It is also elementary state and federal law that a search incident to a lawful arrest may be made by police officers without a search warrant. In re Dixon, 41 Cal.2d 756, 761, 264 P.2d 513; Harris v. United States, 331 U.S. 145, 67 S.Ct. 1098, 91 L.Ed. 1399; and see 79 C.J.S., Searches and Seizures, § 26, p. 795.

Defendant argues that the law established by our Supreme Court in People v. Cahan, 44 Cal.2d 434, 282 P.2d 905, compels a reversal in his case. But the Cahan case does not abrogate the law just stated. The Cahan case limits what police officers may do when they suspect that a person is committing a felony, and desire to secure evidence to prove their suspicion. That limitation is not applicable under the facts in this case.

As required by our law, this Court has reviewed the record. The case for the people was submitted on the reporter's transcript of the preliminary examination. Neither defendant took the stand to deny the charges, at the preliminary examination or in the Superior Court.

The arresting officer testified that he took from Mr. Farrara's person a scratch sheet, the National Daily Reporter, and numerous pieces of note book paper containing pencil notations; that the latter papers are called betting markers; and that these memoranda established the fact that defendant had been placing bets on horse races. Another witness testified that pencil notations on the betting markers were in Mr. Farrara's handwriting. Comparison of the notations on the betting markers with information in the National Daily Reporter indicated the index numbers of horses running on local race tracks, together with amounts of money wagered and mutuel payoffs. This was sufficient proof of the crime charged.
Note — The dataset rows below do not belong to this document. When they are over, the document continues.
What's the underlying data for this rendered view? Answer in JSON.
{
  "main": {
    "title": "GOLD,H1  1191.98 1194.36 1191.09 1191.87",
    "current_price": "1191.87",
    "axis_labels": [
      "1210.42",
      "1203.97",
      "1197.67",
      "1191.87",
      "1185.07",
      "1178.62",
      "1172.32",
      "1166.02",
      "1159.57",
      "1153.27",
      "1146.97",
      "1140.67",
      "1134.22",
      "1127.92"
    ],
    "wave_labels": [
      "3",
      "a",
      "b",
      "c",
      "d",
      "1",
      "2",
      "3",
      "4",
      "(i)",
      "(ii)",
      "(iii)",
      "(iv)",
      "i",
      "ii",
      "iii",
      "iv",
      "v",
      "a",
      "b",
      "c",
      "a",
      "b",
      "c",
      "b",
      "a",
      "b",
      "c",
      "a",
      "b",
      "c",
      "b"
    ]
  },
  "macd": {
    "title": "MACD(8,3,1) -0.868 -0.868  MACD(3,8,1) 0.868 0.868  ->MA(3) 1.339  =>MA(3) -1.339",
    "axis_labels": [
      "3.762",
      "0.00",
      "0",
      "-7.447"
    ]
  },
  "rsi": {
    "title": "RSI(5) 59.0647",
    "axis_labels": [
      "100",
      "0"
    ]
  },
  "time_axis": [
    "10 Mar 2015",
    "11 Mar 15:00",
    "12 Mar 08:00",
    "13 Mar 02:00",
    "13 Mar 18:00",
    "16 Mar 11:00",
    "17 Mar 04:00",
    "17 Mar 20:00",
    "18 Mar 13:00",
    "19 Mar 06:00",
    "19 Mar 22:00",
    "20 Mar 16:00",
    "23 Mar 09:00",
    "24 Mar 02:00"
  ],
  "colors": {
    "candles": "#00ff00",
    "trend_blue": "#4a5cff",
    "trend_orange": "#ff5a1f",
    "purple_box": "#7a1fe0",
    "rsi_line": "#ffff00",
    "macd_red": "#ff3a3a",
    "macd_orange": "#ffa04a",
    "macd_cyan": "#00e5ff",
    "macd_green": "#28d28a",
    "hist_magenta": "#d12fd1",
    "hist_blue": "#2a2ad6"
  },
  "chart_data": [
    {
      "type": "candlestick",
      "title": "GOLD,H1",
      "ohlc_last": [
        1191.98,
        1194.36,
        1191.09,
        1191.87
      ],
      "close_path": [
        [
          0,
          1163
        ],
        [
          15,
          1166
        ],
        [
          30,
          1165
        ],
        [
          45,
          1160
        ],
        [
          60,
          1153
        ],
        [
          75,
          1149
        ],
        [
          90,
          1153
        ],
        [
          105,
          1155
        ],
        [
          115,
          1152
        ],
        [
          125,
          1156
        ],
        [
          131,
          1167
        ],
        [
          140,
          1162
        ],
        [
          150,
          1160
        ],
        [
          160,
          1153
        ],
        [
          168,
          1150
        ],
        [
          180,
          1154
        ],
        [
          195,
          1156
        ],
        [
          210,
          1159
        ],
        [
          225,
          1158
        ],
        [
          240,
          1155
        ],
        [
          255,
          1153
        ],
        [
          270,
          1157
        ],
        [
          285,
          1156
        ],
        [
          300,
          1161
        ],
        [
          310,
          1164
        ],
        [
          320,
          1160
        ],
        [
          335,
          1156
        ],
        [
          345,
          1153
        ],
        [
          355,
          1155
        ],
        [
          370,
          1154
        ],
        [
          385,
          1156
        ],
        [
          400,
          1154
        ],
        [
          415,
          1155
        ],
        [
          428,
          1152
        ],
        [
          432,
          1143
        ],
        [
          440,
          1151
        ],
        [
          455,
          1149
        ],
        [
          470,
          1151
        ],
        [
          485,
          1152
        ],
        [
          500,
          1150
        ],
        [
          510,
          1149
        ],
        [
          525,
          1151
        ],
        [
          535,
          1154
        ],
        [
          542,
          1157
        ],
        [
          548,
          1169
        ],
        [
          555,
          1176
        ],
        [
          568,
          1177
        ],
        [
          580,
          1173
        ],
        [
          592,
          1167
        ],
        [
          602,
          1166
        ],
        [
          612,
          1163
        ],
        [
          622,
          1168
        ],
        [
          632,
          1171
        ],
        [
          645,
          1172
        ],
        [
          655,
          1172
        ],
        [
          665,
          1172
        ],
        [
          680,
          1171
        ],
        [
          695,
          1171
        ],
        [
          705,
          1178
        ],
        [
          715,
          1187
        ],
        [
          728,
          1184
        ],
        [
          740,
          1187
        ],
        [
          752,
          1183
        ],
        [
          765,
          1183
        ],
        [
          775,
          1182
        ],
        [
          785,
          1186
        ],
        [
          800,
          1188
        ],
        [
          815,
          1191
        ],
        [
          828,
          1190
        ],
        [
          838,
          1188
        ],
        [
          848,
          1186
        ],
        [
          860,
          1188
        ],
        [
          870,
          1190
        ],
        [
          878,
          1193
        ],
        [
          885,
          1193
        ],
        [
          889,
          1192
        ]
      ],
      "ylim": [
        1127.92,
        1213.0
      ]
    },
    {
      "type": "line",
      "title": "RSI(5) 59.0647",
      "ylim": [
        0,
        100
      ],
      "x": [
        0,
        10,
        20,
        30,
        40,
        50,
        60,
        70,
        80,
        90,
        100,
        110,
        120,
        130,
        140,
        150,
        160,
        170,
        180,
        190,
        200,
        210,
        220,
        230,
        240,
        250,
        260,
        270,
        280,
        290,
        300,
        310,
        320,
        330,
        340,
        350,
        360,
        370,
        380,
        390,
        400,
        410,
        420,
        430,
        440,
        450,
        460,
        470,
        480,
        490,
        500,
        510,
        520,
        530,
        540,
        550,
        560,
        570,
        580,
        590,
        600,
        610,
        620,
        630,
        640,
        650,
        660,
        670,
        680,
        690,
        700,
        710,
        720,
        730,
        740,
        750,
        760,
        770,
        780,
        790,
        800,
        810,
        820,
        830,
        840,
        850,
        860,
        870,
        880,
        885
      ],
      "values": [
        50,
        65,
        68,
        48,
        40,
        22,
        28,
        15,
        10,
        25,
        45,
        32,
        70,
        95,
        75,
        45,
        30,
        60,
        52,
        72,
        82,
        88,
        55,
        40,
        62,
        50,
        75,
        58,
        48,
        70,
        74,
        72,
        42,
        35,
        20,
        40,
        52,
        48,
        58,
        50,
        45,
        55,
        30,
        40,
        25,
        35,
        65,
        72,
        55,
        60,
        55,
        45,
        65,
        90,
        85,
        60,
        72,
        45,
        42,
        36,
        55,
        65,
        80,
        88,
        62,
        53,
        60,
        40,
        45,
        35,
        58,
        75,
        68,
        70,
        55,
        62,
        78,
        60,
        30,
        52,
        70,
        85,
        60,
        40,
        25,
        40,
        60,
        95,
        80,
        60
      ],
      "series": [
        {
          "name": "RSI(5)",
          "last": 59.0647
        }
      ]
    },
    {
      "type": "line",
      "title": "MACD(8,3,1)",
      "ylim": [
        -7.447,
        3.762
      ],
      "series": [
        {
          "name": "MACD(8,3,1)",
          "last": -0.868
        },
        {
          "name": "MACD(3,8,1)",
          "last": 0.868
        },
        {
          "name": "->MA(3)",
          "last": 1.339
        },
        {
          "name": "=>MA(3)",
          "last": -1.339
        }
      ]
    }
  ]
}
So far as Mrs. Farrara is concerned, the evidence is that similar memoranda were taken from her possession in a room at the address on South Cochran Street, and that she admitted having written notations on some of the betting markers, and also that she had been taking bets over the telephone.

Evidence as to venue was sufficient in both cases. The arrests were made in Los Angeles county. Venue is a question of fact. People v. Megladdery, 40 Cal.App.2d 748, 762, 106 P.2d 84. Applying the principle stated in People v. West, 34 Cal.App.2d 55, 59, 93 P.2d 153, the trier of fact in this case was justified in finding the venue in Los Angeles county. South Cochran is a well-known street in the city and county of Los Angeles.

The judgment and the order are, and each of them is, affirmed.

DRAPEAU, Justice.

WHITE, P. J., and DORAN, J., concur.